(Excerpts from an interface dataset)
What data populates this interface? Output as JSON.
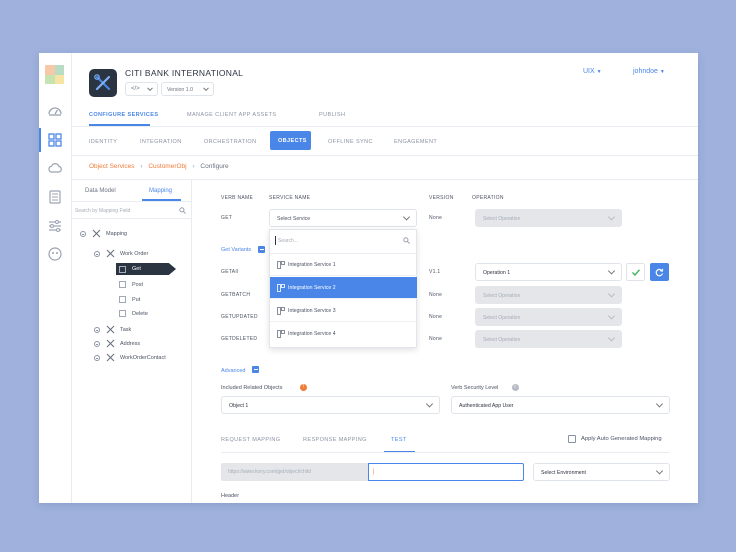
{
  "header": {
    "app_title": "CITI BANK INTERNATIONAL",
    "code_select": "</>",
    "version_select": "Version 1.0",
    "env": "UIX",
    "user": "johndoe"
  },
  "main_tabs": [
    "CONFIGURE SERVICES",
    "MANAGE CLIENT APP ASSETS",
    "PUBLISH"
  ],
  "sub_tabs": [
    "IDENTITY",
    "INTEGRATION",
    "ORCHESTRATION",
    "OBJECTS",
    "OFFLINE SYNC",
    "ENGAGEMENT"
  ],
  "breadcrumb": [
    "Object Services",
    "CustomerObj",
    "Configure"
  ],
  "left_panel": {
    "tabs": [
      "Data Model",
      "Mapping"
    ],
    "search_placeholder": "Search by Mapping Field",
    "tree": {
      "root": "Mapping",
      "work_order": "Work Order",
      "methods": [
        "Get",
        "Post",
        "Put",
        "Delete"
      ],
      "others": [
        "Task",
        "Address",
        "WorkOrderContact"
      ]
    }
  },
  "form": {
    "col_verb": "VERB NAME",
    "col_service": "SERVICE NAME",
    "col_version": "VERSION",
    "col_operation": "OPERATION",
    "get_verb": "GET",
    "service_select": "Select Service",
    "none": "None",
    "select_operation": "Select Operation",
    "get_variants": "Get Variants",
    "variants": [
      {
        "verb": "GETAll",
        "version": "V1.1",
        "operation": "Operation 1"
      },
      {
        "verb": "GETBATCH",
        "version": "None",
        "operation": "Select Operation"
      },
      {
        "verb": "GETUPDATED",
        "version": "None",
        "operation": "Select Operation"
      },
      {
        "verb": "GETDELETED",
        "version": "None",
        "operation": "Select Operation"
      }
    ],
    "advanced": "Advanced",
    "related_label": "Included Related Objects",
    "related_value": "Object 1",
    "security_label": "Verb Security Level",
    "security_value": "Authenticated App User",
    "mapping_tabs": [
      "REQUEST MAPPING",
      "RESPONSE MAPPING",
      "TEST"
    ],
    "auto_mapping": "Apply Auto Generated Mapping",
    "url": "https://www.kony.com/get/object/child",
    "url_input": "|",
    "env_select": "Select Environment",
    "header_label": "Header"
  },
  "dropdown": {
    "search_placeholder": "Search...",
    "items": [
      "Integration Service 1",
      "Integration Service 2",
      "Integration Service 3",
      "Integration Service 4"
    ],
    "selected_index": 1
  },
  "colors": {
    "accent": "#4a86e8",
    "orange": "#f07c3a",
    "background": "#9fb1dc"
  }
}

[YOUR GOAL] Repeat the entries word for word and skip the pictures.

[RESPONSE BELOW]
What data populates this interface? Output as JSON.
{
  "header": {
    "app_title": "CITI BANK INTERNATIONAL",
    "code_select": "</>",
    "version_select": "Version 1.0",
    "env": "UIX",
    "user": "johndoe"
  },
  "main_tabs": [
    "CONFIGURE SERVICES",
    "MANAGE CLIENT APP ASSETS",
    "PUBLISH"
  ],
  "sub_tabs": [
    "IDENTITY",
    "INTEGRATION",
    "ORCHESTRATION",
    "OBJECTS",
    "OFFLINE SYNC",
    "ENGAGEMENT"
  ],
  "breadcrumb": [
    "Object Services",
    "CustomerObj",
    "Configure"
  ],
  "left_panel": {
    "tabs": [
      "Data Model",
      "Mapping"
    ],
    "search_placeholder": "Search by Mapping Field",
    "tree": {
      "root": "Mapping",
      "work_order": "Work Order",
      "methods": [
        "Get",
        "Post",
        "Put",
        "Delete"
      ],
      "others": [
        "Task",
        "Address",
        "WorkOrderContact"
      ]
    }
  },
  "form": {
    "col_verb": "VERB NAME",
    "col_service": "SERVICE NAME",
    "col_version": "VERSION",
    "col_operation": "OPERATION",
    "get_verb": "GET",
    "service_select": "Select Service",
    "none": "None",
    "select_operation": "Select Operation",
    "get_variants": "Get Variants",
    "variants": [
      {
        "verb": "GETAll",
        "version": "V1.1",
        "operation": "Operation 1"
      },
      {
        "verb": "GETBATCH",
        "version": "None",
        "operation": "Select Operation"
      },
      {
        "verb": "GETUPDATED",
        "version": "None",
        "operation": "Select Operation"
      },
      {
        "verb": "GETDELETED",
        "version": "None",
        "operation": "Select Operation"
      }
    ],
    "advanced": "Advanced",
    "related_label": "Included Related Objects",
    "related_value": "Object 1",
    "security_label": "Verb Security Level",
    "security_value": "Authenticated App User",
    "mapping_tabs": [
      "REQUEST MAPPING",
      "RESPONSE MAPPING",
      "TEST"
    ],
    "auto_mapping": "Apply Auto Generated Mapping",
    "url": "https://www.kony.com/get/object/child",
    "url_input": "|",
    "env_select": "Select Environment",
    "header_label": "Header"
  },
  "dropdown": {
    "search_placeholder": "Search...",
    "items": [
      "Integration Service 1",
      "Integration Service 2",
      "Integration Service 3",
      "Integration Service 4"
    ],
    "selected_index": 1
  },
  "colors": {
    "accent": "#4a86e8",
    "orange": "#f07c3a",
    "background": "#9fb1dc"
  }
}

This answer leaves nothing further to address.